=== Section Start ===

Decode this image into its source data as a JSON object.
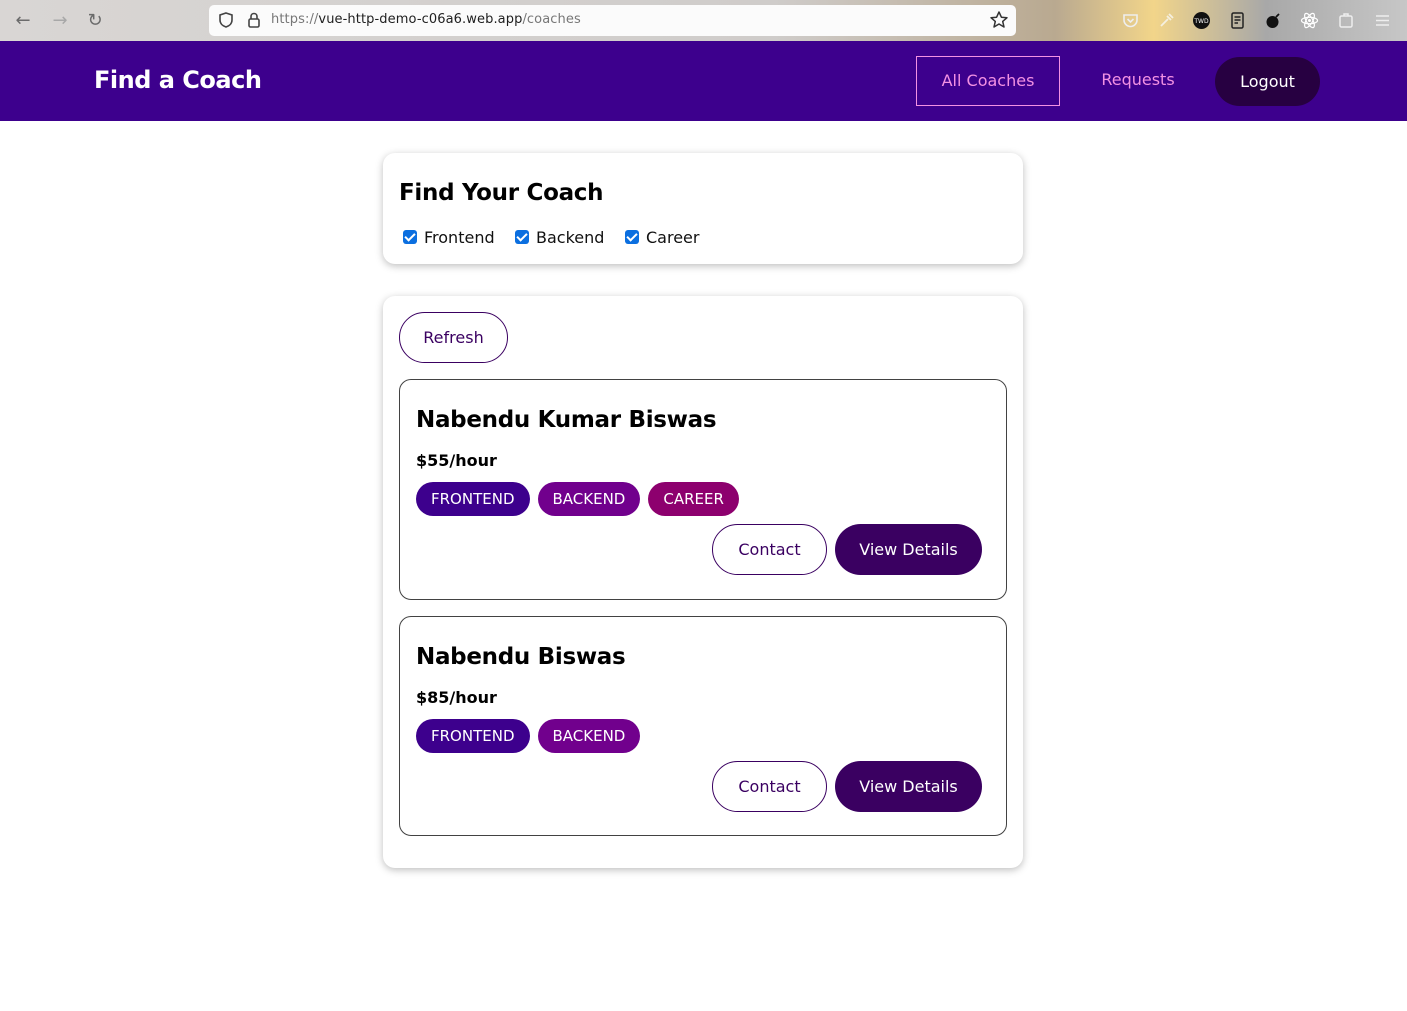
{
  "browser": {
    "url_scheme": "https://",
    "url_host": "vue-http-demo-c06a6.web.app",
    "url_path": "/coaches"
  },
  "header": {
    "brand": "Find a Coach",
    "nav": {
      "all_coaches": "All Coaches",
      "requests": "Requests",
      "logout": "Logout"
    },
    "colors": {
      "background": "#3d008d",
      "link": "#f391e3",
      "logout_bg": "#270041"
    }
  },
  "filter": {
    "title": "Find Your Coach",
    "options": [
      {
        "label": "Frontend",
        "checked": true
      },
      {
        "label": "Backend",
        "checked": true
      },
      {
        "label": "Career",
        "checked": true
      }
    ]
  },
  "list": {
    "refresh_label": "Refresh",
    "coaches": [
      {
        "name": "Nabendu Kumar Biswas",
        "rate": "$55/hour",
        "areas": [
          "FRONTEND",
          "BACKEND",
          "CAREER"
        ],
        "contact_label": "Contact",
        "details_label": "View Details"
      },
      {
        "name": "Nabendu Biswas",
        "rate": "$85/hour",
        "areas": [
          "FRONTEND",
          "BACKEND"
        ],
        "contact_label": "Contact",
        "details_label": "View Details"
      }
    ]
  },
  "badge_colors": {
    "frontend": "#3d008d",
    "backend": "#71008d",
    "career": "#8d006e"
  }
}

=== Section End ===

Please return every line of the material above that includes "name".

        "name": "Nabendu Kumar Biswas",
        "name": "Nabendu Biswas",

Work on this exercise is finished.